projections to accompany budgets; and limitations on deficit spending, with full
transparency for breaches of limits. For developed nations there is no real
excuse to delay the implementation of these important reforms. The major
obstacle – as noted previously – is the lack of political will.
Reforms that enhance
financial reporting, disclosure and financial management should not be seen as
merely additions to the vast array of statistics and other information
furnished by governments. Furthermore, they should not be seen as substitutes
for some of the information and statistics that are currently being provided.
Statistics such as those provided to the IMF GFS serve an important purpose.
However, the diversity of approaches, the widespread use of cash-based
accounting – representing a failure by many governments to effectively
implement GFS reporting – and the number of areas where information is not
provided, means that these statistics have a limited use in the context of
either political accountability or capital markets.
As global economic
and financial woes continue, and the inadequacy of many governments’ financial
and investment decision-making becomes apparent, there is no better time to
promote the need for – indeed, force – improved public-sector financial
reporting, disclosure and financial management.
Ball, I. (2010)
Keynote address at Chartered Institute of Public Finance and Accountancy 125th
Anniversary Celebration, 8 December.

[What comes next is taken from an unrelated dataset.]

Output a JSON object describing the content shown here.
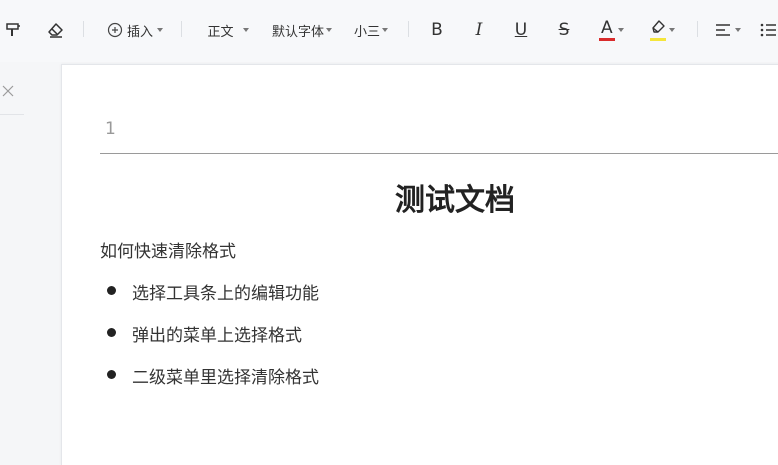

Ball, I. (2011a)
Keynote address, at Chartered Institute of Public Finance and Accountancy 1st
International Conference, Trust and Accountability in Public Financial
Management, 17 March.
Ball, I. (2011b) What role can accounting standards for the public sector
play in promoting government transparency? Panel Discussion at Government
Borrowers Forum, 11 May .
Cruces, J. & Trebesch, C. (2010) Sovereign defaults: the price of
haircuts (preliminary paper), December.
(2011) Report on the proposal for a Council directive on requirements for
budgetary frameworks of the Member States, 6 May, available online at http://www.europarl.europa.eu/sides/getDoc.do?type=REPORT&reference=A7-2011-0184&language=EN
(accessed 30 December 2011).
Financial Times (2011a) WGA aims to call UK government to
account, 27 July (www.ft.com).
Financial Times (2011b) OECD warns
on funding struggle, 12 December.
(2011) A Time for Change? The Objectives of Financial Reporting, European
Commission Conference, 3 February.
House of Commons
Treasury Committee (2011) Private Finance Initiative Seventeenth Report of
Session 2010–12, August.
Monetary Fund (2001) Government Finance
Statistics Manual 2001, 19 December.
Monetary Fund (2011) Global Financial
Stability Report, April.
Monetary Fund Website, www.elibrary-data.imf.org (accessed
Shughart II, W.F. (2007)
Public choice, in The Concise Encyclopedia of Economics, December.
(2011) Sovereign Fiscal Responsibility
Index 2011, Stanford Institute for Economic Policy Research, 23 March.
1 Progress is being made towards greater consistency between the
reporting requirements under GFS and SNA, and reporting requirements using IPSASs.
A project to update the GFS is currently under way.
2 Currently, in most instances, intangible assets are not recognised
under GFS. However, a project is under way to update the GFS Manual, which is
expected to see a recognition requirement included. Also, in relation to
employee pension liabilities, requirements are to be included in an updated GFS
Manual that are in line with IPSASs.
3 There is also a cash-based IPSAS, which is not widely adopted.
Governments reporting on a cash basis typically do not aim to be tied to a
framework for reporting as strict as cash-based IPSASs.
4 Although a strict framework for cash-based reporting, such as that
provided by cash-based IPSASs, arguably does provide suitable criteria for an
audit to be conducted.